**Exercise aim**: Lines holding the string "JSON" are the ones to copy from this listing.

***

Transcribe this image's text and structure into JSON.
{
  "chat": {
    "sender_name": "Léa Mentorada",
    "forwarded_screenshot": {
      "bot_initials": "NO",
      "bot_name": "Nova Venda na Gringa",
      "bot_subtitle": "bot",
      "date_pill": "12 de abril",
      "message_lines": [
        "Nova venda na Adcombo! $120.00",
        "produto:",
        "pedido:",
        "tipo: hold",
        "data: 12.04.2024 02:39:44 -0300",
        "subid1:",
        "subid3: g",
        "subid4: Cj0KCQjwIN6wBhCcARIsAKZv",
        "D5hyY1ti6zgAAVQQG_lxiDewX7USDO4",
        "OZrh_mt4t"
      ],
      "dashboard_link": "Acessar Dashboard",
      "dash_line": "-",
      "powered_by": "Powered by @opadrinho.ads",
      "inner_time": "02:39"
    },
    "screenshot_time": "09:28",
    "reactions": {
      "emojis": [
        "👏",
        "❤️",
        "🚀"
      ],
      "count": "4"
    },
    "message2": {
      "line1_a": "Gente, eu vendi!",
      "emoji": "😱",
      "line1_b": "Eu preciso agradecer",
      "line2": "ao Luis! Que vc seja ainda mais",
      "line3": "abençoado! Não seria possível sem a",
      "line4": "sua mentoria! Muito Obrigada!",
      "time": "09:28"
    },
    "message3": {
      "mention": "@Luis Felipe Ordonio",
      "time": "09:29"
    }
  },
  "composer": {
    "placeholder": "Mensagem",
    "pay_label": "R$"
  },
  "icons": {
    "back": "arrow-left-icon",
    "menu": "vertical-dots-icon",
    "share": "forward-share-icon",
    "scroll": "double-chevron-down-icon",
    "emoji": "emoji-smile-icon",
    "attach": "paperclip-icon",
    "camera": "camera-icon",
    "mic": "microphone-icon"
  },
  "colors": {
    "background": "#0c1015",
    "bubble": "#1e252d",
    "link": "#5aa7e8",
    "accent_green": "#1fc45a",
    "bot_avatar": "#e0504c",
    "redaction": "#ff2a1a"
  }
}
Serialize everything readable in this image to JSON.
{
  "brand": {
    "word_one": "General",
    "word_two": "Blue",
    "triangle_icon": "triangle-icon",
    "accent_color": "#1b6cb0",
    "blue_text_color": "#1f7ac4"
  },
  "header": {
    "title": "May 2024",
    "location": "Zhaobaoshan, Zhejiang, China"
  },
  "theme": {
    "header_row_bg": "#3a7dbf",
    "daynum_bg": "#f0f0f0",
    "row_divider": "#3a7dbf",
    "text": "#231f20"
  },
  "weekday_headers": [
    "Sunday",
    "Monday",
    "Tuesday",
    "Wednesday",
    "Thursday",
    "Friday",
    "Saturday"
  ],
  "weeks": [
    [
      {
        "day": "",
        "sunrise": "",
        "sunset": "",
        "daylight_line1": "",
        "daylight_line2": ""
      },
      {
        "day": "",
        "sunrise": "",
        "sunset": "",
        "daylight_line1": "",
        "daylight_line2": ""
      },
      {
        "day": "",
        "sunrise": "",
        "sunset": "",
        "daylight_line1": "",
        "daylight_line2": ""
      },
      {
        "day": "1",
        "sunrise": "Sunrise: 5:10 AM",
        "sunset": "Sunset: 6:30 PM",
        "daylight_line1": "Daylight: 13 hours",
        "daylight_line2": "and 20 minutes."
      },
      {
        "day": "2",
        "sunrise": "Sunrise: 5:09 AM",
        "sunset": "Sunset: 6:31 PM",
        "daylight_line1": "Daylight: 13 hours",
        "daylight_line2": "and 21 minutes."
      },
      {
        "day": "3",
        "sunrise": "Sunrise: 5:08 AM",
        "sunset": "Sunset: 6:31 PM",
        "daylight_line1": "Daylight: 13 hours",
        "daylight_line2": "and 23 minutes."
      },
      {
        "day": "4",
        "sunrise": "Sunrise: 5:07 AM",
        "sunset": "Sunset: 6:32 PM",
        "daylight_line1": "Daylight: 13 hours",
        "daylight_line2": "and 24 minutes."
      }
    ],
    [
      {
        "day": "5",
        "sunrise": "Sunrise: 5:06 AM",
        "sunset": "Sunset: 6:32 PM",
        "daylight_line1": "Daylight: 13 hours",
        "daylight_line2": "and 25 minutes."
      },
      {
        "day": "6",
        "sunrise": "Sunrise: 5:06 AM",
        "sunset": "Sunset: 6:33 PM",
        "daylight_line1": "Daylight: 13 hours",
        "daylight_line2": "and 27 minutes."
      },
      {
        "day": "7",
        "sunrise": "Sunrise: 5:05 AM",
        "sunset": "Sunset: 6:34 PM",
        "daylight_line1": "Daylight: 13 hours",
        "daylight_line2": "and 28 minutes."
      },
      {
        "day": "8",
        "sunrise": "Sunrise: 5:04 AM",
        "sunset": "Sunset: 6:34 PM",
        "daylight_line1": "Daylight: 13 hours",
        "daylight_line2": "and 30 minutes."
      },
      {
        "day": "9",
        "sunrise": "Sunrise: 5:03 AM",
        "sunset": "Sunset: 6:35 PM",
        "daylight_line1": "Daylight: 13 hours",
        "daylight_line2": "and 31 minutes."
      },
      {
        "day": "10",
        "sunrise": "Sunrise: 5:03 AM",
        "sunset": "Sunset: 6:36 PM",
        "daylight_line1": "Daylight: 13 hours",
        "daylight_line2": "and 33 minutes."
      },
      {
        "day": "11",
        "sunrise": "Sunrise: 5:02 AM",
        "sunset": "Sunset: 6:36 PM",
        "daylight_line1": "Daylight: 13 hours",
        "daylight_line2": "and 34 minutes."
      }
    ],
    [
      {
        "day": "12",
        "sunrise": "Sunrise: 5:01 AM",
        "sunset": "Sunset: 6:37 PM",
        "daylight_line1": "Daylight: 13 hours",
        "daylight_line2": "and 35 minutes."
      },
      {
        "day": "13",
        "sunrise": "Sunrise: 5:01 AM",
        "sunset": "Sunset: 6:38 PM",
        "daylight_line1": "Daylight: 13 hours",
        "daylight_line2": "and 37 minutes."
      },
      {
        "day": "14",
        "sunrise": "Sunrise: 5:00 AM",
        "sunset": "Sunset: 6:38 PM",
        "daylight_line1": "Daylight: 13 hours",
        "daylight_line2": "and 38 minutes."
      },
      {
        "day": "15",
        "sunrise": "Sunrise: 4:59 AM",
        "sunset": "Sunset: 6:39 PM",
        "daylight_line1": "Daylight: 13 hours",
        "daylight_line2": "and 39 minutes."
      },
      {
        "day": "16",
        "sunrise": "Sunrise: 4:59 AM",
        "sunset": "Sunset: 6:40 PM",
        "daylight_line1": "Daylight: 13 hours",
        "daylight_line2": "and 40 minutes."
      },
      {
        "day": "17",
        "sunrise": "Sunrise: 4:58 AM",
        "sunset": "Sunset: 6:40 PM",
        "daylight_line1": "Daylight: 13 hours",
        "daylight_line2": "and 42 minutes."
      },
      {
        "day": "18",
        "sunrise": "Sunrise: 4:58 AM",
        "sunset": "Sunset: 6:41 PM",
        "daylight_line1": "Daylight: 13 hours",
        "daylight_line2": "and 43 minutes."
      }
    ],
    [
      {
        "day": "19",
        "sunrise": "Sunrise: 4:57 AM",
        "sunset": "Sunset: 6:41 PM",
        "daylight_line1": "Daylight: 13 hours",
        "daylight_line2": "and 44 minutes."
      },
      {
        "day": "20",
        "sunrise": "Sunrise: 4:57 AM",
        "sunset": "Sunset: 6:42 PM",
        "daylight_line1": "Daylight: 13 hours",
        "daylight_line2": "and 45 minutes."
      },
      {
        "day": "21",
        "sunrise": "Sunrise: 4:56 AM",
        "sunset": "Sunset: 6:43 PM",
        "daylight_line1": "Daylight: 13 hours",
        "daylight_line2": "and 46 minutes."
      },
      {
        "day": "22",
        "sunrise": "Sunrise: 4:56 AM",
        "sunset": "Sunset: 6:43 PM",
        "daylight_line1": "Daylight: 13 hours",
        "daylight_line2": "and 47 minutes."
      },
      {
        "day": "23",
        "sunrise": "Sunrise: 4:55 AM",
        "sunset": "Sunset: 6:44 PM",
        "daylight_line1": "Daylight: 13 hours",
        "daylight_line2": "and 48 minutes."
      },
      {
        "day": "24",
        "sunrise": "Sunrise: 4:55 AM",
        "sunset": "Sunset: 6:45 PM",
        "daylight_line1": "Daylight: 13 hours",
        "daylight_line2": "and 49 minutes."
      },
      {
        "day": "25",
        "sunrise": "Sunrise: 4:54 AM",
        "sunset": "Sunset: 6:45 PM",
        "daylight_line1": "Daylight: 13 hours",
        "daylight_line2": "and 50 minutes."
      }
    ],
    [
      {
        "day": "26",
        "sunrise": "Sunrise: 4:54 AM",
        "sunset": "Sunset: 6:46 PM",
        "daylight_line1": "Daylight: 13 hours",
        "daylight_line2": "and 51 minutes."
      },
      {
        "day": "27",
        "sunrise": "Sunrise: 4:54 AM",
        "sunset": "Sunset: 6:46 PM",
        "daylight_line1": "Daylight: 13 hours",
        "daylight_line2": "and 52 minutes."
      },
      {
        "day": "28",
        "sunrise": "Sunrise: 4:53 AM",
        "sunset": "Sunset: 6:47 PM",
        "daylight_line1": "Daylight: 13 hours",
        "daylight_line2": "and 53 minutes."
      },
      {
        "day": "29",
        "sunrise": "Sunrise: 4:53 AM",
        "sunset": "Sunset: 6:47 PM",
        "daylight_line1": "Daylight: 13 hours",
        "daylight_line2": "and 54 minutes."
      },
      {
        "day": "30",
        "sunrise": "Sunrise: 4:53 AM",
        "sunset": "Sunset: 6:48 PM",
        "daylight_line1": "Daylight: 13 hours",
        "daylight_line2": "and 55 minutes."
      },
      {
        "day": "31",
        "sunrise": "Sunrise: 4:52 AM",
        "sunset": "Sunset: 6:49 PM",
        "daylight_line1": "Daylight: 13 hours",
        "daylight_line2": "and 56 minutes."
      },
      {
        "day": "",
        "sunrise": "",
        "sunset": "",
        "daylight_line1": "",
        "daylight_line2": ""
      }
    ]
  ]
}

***

**Completed task**:
Transcribe this image's text and structure into JSON.
Serialize everything readable in this image to JSON.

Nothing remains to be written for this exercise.